### SUPPLIED DATA
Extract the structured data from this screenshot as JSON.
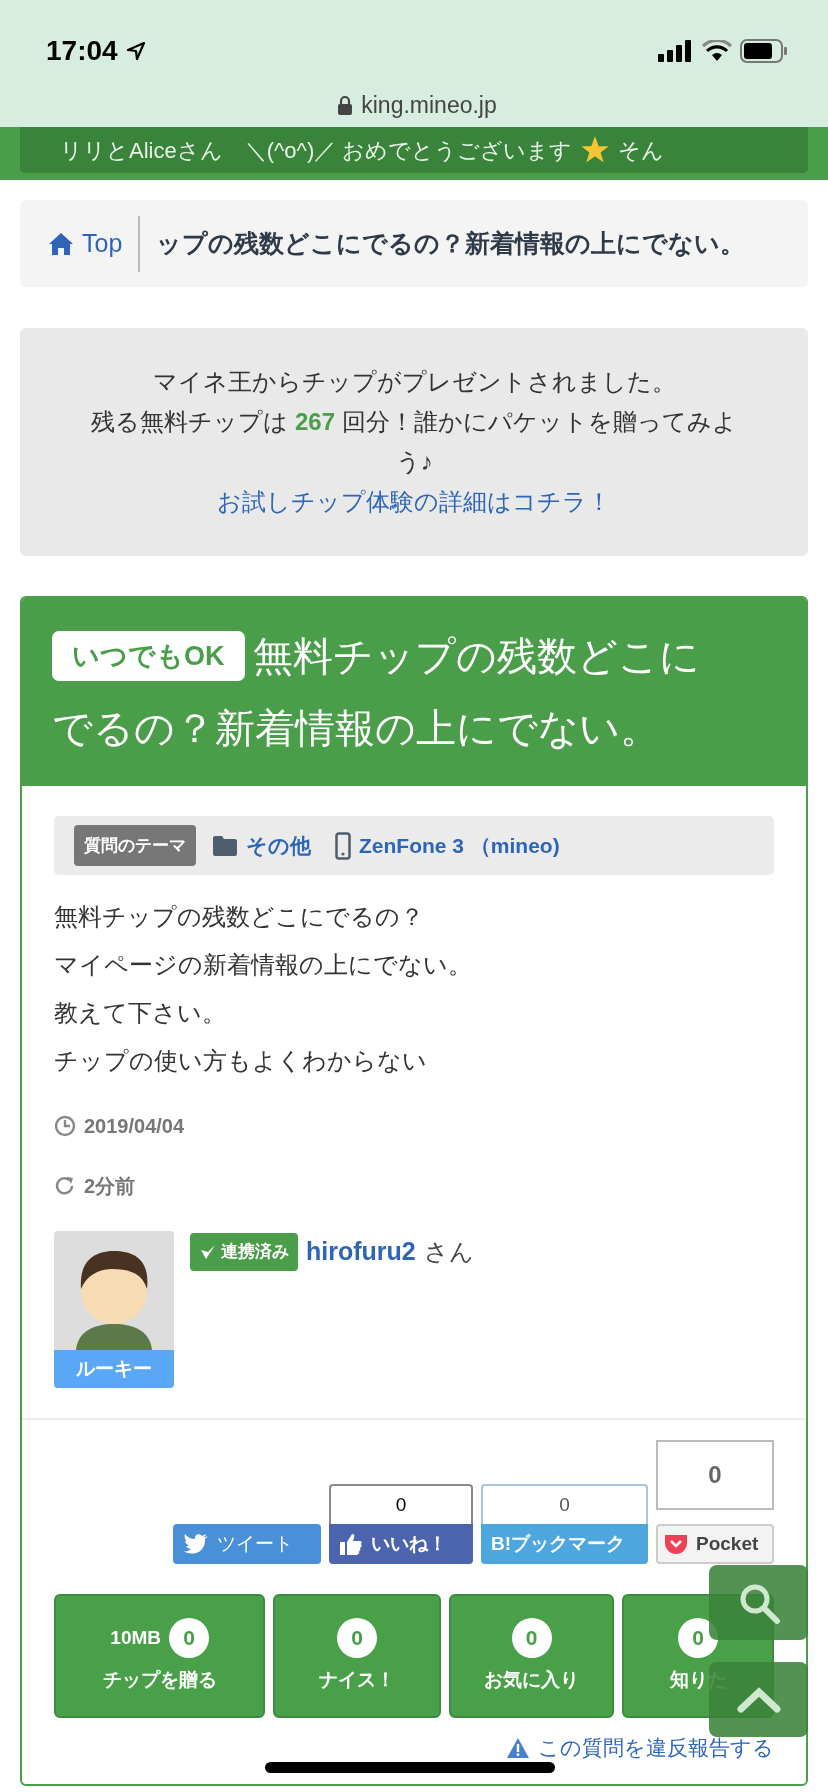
{
  "status_bar": {
    "time": "17:04",
    "url": "king.mineo.jp"
  },
  "ticker": {
    "text": "リリとAliceさん　＼(^o^)／ おめでとうございます",
    "text_after": "そん"
  },
  "breadcrumb": {
    "home": "Top",
    "current": "ップの残数どこにでるの？新着情報の上にでない。"
  },
  "notice": {
    "lines": [
      "マイネ王からチップがプレゼントされました。",
      "残る無料チップは **267** 回分！誰かにパケットを贈ってみよう♪"
    ],
    "link": "お試しチップ体験の詳細はコチラ！"
  },
  "question": {
    "badge": "いつでもOK",
    "title_lines": [
      "無料チップの残数どこに",
      "でるの？新着情報の上にでない。"
    ],
    "theme_label": "質問のテーマ",
    "category": "その他",
    "device": "ZenFone 3 （mineo)",
    "body": [
      "無料チップの残数どこにでるの？",
      "マイページの新着情報の上にでない。",
      "教えて下さい。",
      "チップの使い方もよくわからない"
    ],
    "posted": "2019/04/04",
    "updated": "2分前",
    "user": {
      "rank": "ルーキー",
      "linked_badge": "連携済み",
      "name": "hirofuru2",
      "honorific": "さん"
    }
  },
  "social": [
    {
      "kind": "twitter",
      "label": "ツイート"
    },
    {
      "kind": "facebook",
      "label": "いいね！",
      "count": "0"
    },
    {
      "kind": "hatena",
      "logo": "B!",
      "label": "ブックマーク",
      "count": "0"
    },
    {
      "kind": "pocket",
      "label": "Pocket",
      "count": "0"
    }
  ],
  "actions": [
    {
      "prefix": "10MB",
      "count": "0",
      "label": "チップを贈る"
    },
    {
      "count": "0",
      "label": "ナイス！"
    },
    {
      "count": "0",
      "label": "お気に入り"
    },
    {
      "count": "0",
      "label": "知りた"
    }
  ],
  "report": "この質問を違反報告する"
}
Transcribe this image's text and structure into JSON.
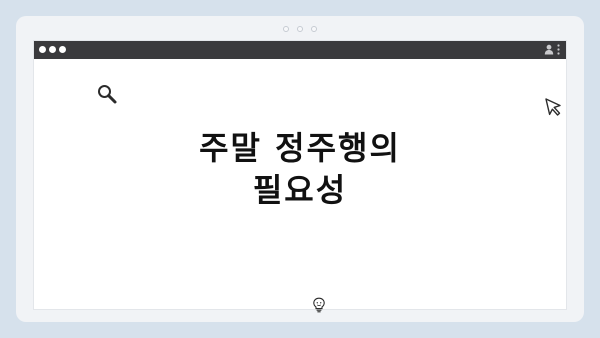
{
  "headline": {
    "line1": "주말 정주행의",
    "line2": "필요성"
  },
  "carousel": {
    "dot_count": 3
  },
  "icons": {
    "search": "search-icon",
    "cursor": "cursor-arrow-icon",
    "lightbulb": "lightbulb-icon",
    "user": "user-icon",
    "menu": "kebab-menu-icon"
  },
  "colors": {
    "background": "#d6e1ec",
    "card": "#f1f3f6",
    "title_bar": "#3a3a3d",
    "text": "#111111"
  }
}
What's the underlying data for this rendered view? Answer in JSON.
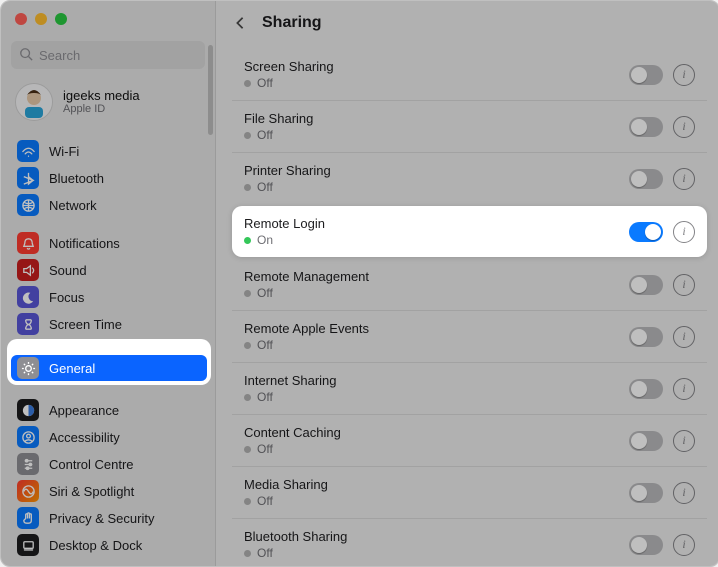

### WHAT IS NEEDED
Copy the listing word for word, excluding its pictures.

### EXPECTED ANSWER
Extract the structured data from this screenshot as JSON.
{
  "status_bar": {
    "time": "17:04",
    "url": "king.mineo.jp"
  },
  "ticker": {
    "text": "リリとAliceさん　＼(^o^)／ おめでとうございます",
    "text_after": "そん"
  },
  "breadcrumb": {
    "home": "Top",
    "current": "ップの残数どこにでるの？新着情報の上にでない。"
  },
  "notice": {
    "lines": [
      "マイネ王からチップがプレゼントされました。",
      "残る無料チップは **267** 回分！誰かにパケットを贈ってみよう♪"
    ],
    "link": "お試しチップ体験の詳細はコチラ！"
  },
  "question": {
    "badge": "いつでもOK",
    "title_lines": [
      "無料チップの残数どこに",
      "でるの？新着情報の上にでない。"
    ],
    "theme_label": "質問のテーマ",
    "category": "その他",
    "device": "ZenFone 3 （mineo)",
    "body": [
      "無料チップの残数どこにでるの？",
      "マイページの新着情報の上にでない。",
      "教えて下さい。",
      "チップの使い方もよくわからない"
    ],
    "posted": "2019/04/04",
    "updated": "2分前",
    "user": {
      "rank": "ルーキー",
      "linked_badge": "連携済み",
      "name": "hirofuru2",
      "honorific": "さん"
    }
  },
  "social": [
    {
      "kind": "twitter",
      "label": "ツイート"
    },
    {
      "kind": "facebook",
      "label": "いいね！",
      "count": "0"
    },
    {
      "kind": "hatena",
      "logo": "B!",
      "label": "ブックマーク",
      "count": "0"
    },
    {
      "kind": "pocket",
      "label": "Pocket",
      "count": "0"
    }
  ],
  "actions": [
    {
      "prefix": "10MB",
      "count": "0",
      "label": "チップを贈る"
    },
    {
      "count": "0",
      "label": "ナイス！"
    },
    {
      "count": "0",
      "label": "お気に入り"
    },
    {
      "count": "0",
      "label": "知りた"
    }
  ],
  "report": "この質問を違反報告する"
}
Transcribe this image's text and structure into JSON.
{
  "headline": {
    "line1": "주말 정주행의",
    "line2": "필요성"
  },
  "carousel": {
    "dot_count": 3
  },
  "icons": {
    "search": "search-icon",
    "cursor": "cursor-arrow-icon",
    "lightbulb": "lightbulb-icon",
    "user": "user-icon",
    "menu": "kebab-menu-icon"
  },
  "colors": {
    "background": "#d6e1ec",
    "card": "#f1f3f6",
    "title_bar": "#3a3a3d",
    "text": "#111111"
  }
}
What's the underlying data for this rendered view? Answer in JSON.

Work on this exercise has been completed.